▸ **SOURCE DATA**
§
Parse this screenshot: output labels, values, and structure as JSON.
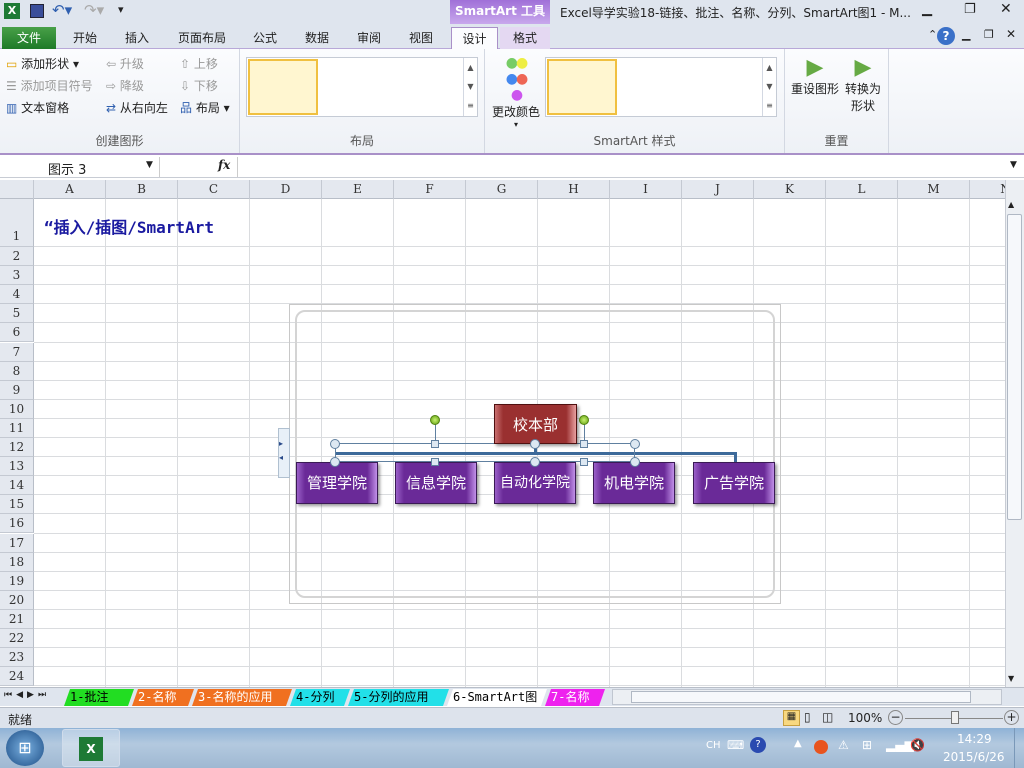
{
  "window": {
    "title": "Excel导学实验18-链接、批注、名称、分列、SmartArt图1 - M...",
    "contextual_tab": "SmartArt 工具"
  },
  "tabs": [
    {
      "label": "文件"
    },
    {
      "label": "开始"
    },
    {
      "label": "插入"
    },
    {
      "label": "页面布局"
    },
    {
      "label": "公式"
    },
    {
      "label": "数据"
    },
    {
      "label": "审阅"
    },
    {
      "label": "视图"
    },
    {
      "label": "设计"
    },
    {
      "label": "格式"
    }
  ],
  "ribbon": {
    "create": {
      "label": "创建图形",
      "add_shape": "添加形状",
      "add_bullet": "添加项目符号",
      "text_pane": "文本窗格",
      "promote": "升级",
      "demote": "降级",
      "rtl": "从右向左",
      "move_up": "上移",
      "move_down": "下移",
      "layout": "布局"
    },
    "layouts": {
      "label": "布局"
    },
    "change_colors": "更改颜色",
    "styles": {
      "label": "SmartArt 样式"
    },
    "reset": {
      "label": "重置",
      "reset_graphic": "重设图形",
      "convert": "转换为",
      "convert2": "形状"
    }
  },
  "formula_bar": {
    "name_box": "图示 3",
    "fx": "fx",
    "value": ""
  },
  "columns": [
    "A",
    "B",
    "C",
    "D",
    "E",
    "F",
    "G",
    "H",
    "I",
    "J",
    "K",
    "L",
    "M",
    "N"
  ],
  "rows": [
    "1",
    "2",
    "3",
    "4",
    "5",
    "6",
    "7",
    "8",
    "9",
    "10",
    "11",
    "12",
    "13",
    "14",
    "15",
    "16",
    "17",
    "18",
    "19",
    "20",
    "21",
    "22",
    "23",
    "24"
  ],
  "cell_a1": "“插入/插图/SmartArt",
  "smartart": {
    "root": "校本部",
    "children": [
      "管理学院",
      "信息学院",
      "自动化学院",
      "机电学院",
      "广告学院"
    ],
    "root_color": "#9a3030",
    "child_color": "#6a2a98"
  },
  "sheets": [
    {
      "label": "1-批注",
      "color": "#22dd22"
    },
    {
      "label": "2-名称",
      "color": "#f07020"
    },
    {
      "label": "3-名称的应用",
      "color": "#f07020"
    },
    {
      "label": "4-分列",
      "color": "#22e0e8"
    },
    {
      "label": "5-分列的应用",
      "color": "#22e0e8"
    },
    {
      "label": "6-SmartArt图",
      "color": "#ffffff",
      "active": true
    },
    {
      "label": "7-名称",
      "color": "#ee22ee"
    }
  ],
  "status": {
    "ready": "就绪",
    "zoom": "100%",
    "zoom_level_percent": 100
  },
  "taskbar": {
    "lang": "CH",
    "time": "14:29",
    "date": "2015/6/26"
  }
}
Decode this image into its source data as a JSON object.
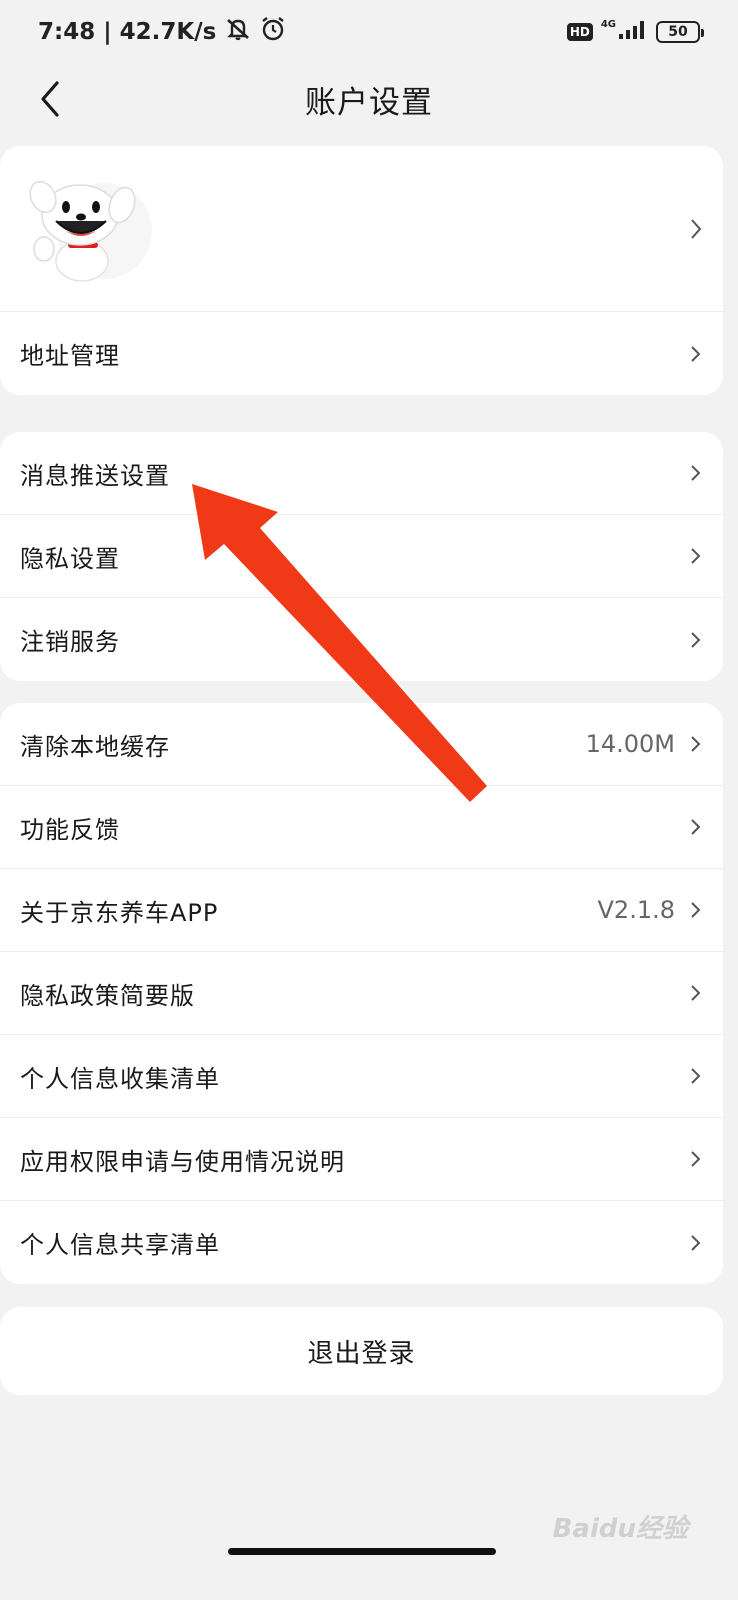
{
  "status_bar": {
    "time_speed": "7:48 | 42.7K/s",
    "hd": "HD",
    "network": "4G",
    "battery": "50"
  },
  "header": {
    "title": "账户设置"
  },
  "section1": {
    "address_label": "地址管理"
  },
  "section2": {
    "items": [
      {
        "label": "消息推送设置"
      },
      {
        "label": "隐私设置"
      },
      {
        "label": "注销服务"
      }
    ]
  },
  "section3": {
    "items": [
      {
        "label": "清除本地缓存",
        "value": "14.00M"
      },
      {
        "label": "功能反馈"
      },
      {
        "label": "关于京东养车APP",
        "value": "V2.1.8"
      },
      {
        "label": "隐私政策简要版"
      },
      {
        "label": "个人信息收集清单"
      },
      {
        "label": "应用权限申请与使用情况说明"
      },
      {
        "label": "个人信息共享清单"
      }
    ]
  },
  "logout_label": "退出登录",
  "watermark": "Baidu经验",
  "colors": {
    "background": "#f2f2f2",
    "card": "#ffffff",
    "annotation_arrow": "#f03a17"
  }
}
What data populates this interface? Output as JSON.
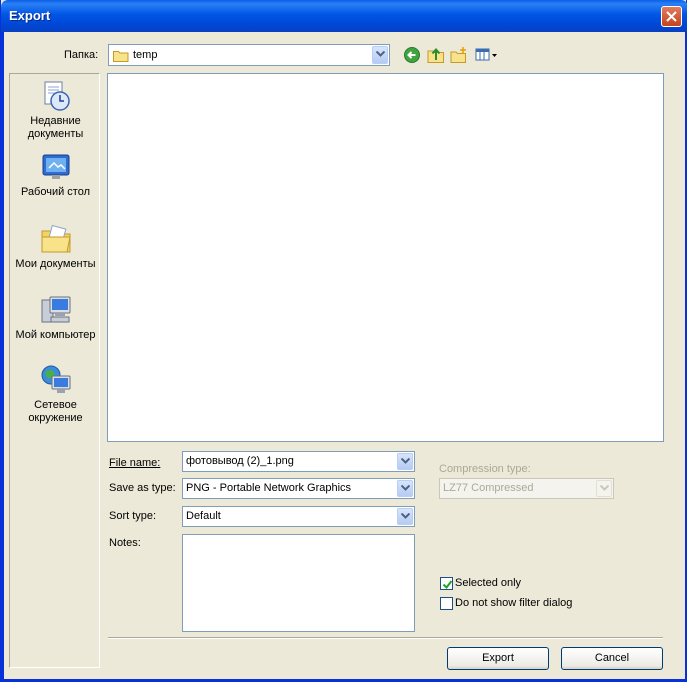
{
  "window": {
    "title": "Export"
  },
  "toolbar": {
    "folder_label": "Папка:",
    "folder_value": "temp"
  },
  "places": [
    {
      "label": "Недавние документы",
      "icon": "recent-documents-icon"
    },
    {
      "label": "Рабочий стол",
      "icon": "desktop-icon"
    },
    {
      "label": "Мои документы",
      "icon": "my-documents-icon"
    },
    {
      "label": "Мой компьютер",
      "icon": "my-computer-icon"
    },
    {
      "label": "Сетевое окружение",
      "icon": "network-places-icon"
    }
  ],
  "form": {
    "file_name_label": "File name:",
    "file_name_value": "фотовывод (2)_1.png",
    "save_as_label": "Save as type:",
    "save_as_value": "PNG - Portable Network Graphics",
    "sort_label": "Sort type:",
    "sort_value": "Default",
    "notes_label": "Notes:",
    "notes_value": "",
    "compression_label": "Compression type:",
    "compression_value": "LZ77 Compressed",
    "selected_only_label": "Selected only",
    "selected_only_checked": true,
    "no_filter_label": "Do not show filter dialog",
    "no_filter_checked": false
  },
  "buttons": {
    "export": "Export",
    "cancel": "Cancel"
  },
  "colors": {
    "titlebar": "#0054E3",
    "face": "#ECE9D8",
    "close": "#C5421E",
    "field_border": "#7F9DB9"
  }
}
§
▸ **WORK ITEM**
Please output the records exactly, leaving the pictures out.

▸ **TASK RESULT**
Parse this screenshot: output labels, values, and structure as JSON.
{
  "window": {
    "title": "Excel导学实验18-链接、批注、名称、分列、SmartArt图1 - M...",
    "contextual_tab": "SmartArt 工具"
  },
  "tabs": [
    {
      "label": "文件"
    },
    {
      "label": "开始"
    },
    {
      "label": "插入"
    },
    {
      "label": "页面布局"
    },
    {
      "label": "公式"
    },
    {
      "label": "数据"
    },
    {
      "label": "审阅"
    },
    {
      "label": "视图"
    },
    {
      "label": "设计"
    },
    {
      "label": "格式"
    }
  ],
  "ribbon": {
    "create": {
      "label": "创建图形",
      "add_shape": "添加形状",
      "add_bullet": "添加项目符号",
      "text_pane": "文本窗格",
      "promote": "升级",
      "demote": "降级",
      "rtl": "从右向左",
      "move_up": "上移",
      "move_down": "下移",
      "layout": "布局"
    },
    "layouts": {
      "label": "布局"
    },
    "change_colors": "更改颜色",
    "styles": {
      "label": "SmartArt 样式"
    },
    "reset": {
      "label": "重置",
      "reset_graphic": "重设图形",
      "convert": "转换为",
      "convert2": "形状"
    }
  },
  "formula_bar": {
    "name_box": "图示 3",
    "fx": "fx",
    "value": ""
  },
  "columns": [
    "A",
    "B",
    "C",
    "D",
    "E",
    "F",
    "G",
    "H",
    "I",
    "J",
    "K",
    "L",
    "M",
    "N"
  ],
  "rows": [
    "1",
    "2",
    "3",
    "4",
    "5",
    "6",
    "7",
    "8",
    "9",
    "10",
    "11",
    "12",
    "13",
    "14",
    "15",
    "16",
    "17",
    "18",
    "19",
    "20",
    "21",
    "22",
    "23",
    "24"
  ],
  "cell_a1": "“插入/插图/SmartArt",
  "smartart": {
    "root": "校本部",
    "children": [
      "管理学院",
      "信息学院",
      "自动化学院",
      "机电学院",
      "广告学院"
    ],
    "root_color": "#9a3030",
    "child_color": "#6a2a98"
  },
  "sheets": [
    {
      "label": "1-批注",
      "color": "#22dd22"
    },
    {
      "label": "2-名称",
      "color": "#f07020"
    },
    {
      "label": "3-名称的应用",
      "color": "#f07020"
    },
    {
      "label": "4-分列",
      "color": "#22e0e8"
    },
    {
      "label": "5-分列的应用",
      "color": "#22e0e8"
    },
    {
      "label": "6-SmartArt图",
      "color": "#ffffff",
      "active": true
    },
    {
      "label": "7-名称",
      "color": "#ee22ee"
    }
  ],
  "status": {
    "ready": "就绪",
    "zoom": "100%",
    "zoom_level_percent": 100
  },
  "taskbar": {
    "lang": "CH",
    "time": "14:29",
    "date": "2015/6/26"
  }
}
Decode this image into its source data as a JSON object.
{
  "status_bar": {
    "time_speed": "7:48 | 42.7K/s",
    "hd": "HD",
    "network": "4G",
    "battery": "50"
  },
  "header": {
    "title": "账户设置"
  },
  "section1": {
    "address_label": "地址管理"
  },
  "section2": {
    "items": [
      {
        "label": "消息推送设置"
      },
      {
        "label": "隐私设置"
      },
      {
        "label": "注销服务"
      }
    ]
  },
  "section3": {
    "items": [
      {
        "label": "清除本地缓存",
        "value": "14.00M"
      },
      {
        "label": "功能反馈"
      },
      {
        "label": "关于京东养车APP",
        "value": "V2.1.8"
      },
      {
        "label": "隐私政策简要版"
      },
      {
        "label": "个人信息收集清单"
      },
      {
        "label": "应用权限申请与使用情况说明"
      },
      {
        "label": "个人信息共享清单"
      }
    ]
  },
  "logout_label": "退出登录",
  "watermark": "Baidu经验",
  "colors": {
    "background": "#f2f2f2",
    "card": "#ffffff",
    "annotation_arrow": "#f03a17"
  }
}
What data populates this interface? Output as JSON.
{
  "window": {
    "title": "Export"
  },
  "toolbar": {
    "folder_label": "Папка:",
    "folder_value": "temp"
  },
  "places": [
    {
      "label": "Недавние документы",
      "icon": "recent-documents-icon"
    },
    {
      "label": "Рабочий стол",
      "icon": "desktop-icon"
    },
    {
      "label": "Мои документы",
      "icon": "my-documents-icon"
    },
    {
      "label": "Мой компьютер",
      "icon": "my-computer-icon"
    },
    {
      "label": "Сетевое окружение",
      "icon": "network-places-icon"
    }
  ],
  "form": {
    "file_name_label": "File name:",
    "file_name_value": "фотовывод (2)_1.png",
    "save_as_label": "Save as type:",
    "save_as_value": "PNG - Portable Network Graphics",
    "sort_label": "Sort type:",
    "sort_value": "Default",
    "notes_label": "Notes:",
    "notes_value": "",
    "compression_label": "Compression type:",
    "compression_value": "LZ77 Compressed",
    "selected_only_label": "Selected only",
    "selected_only_checked": true,
    "no_filter_label": "Do not show filter dialog",
    "no_filter_checked": false
  },
  "buttons": {
    "export": "Export",
    "cancel": "Cancel"
  },
  "colors": {
    "titlebar": "#0054E3",
    "face": "#ECE9D8",
    "close": "#C5421E",
    "field_border": "#7F9DB9"
  }
}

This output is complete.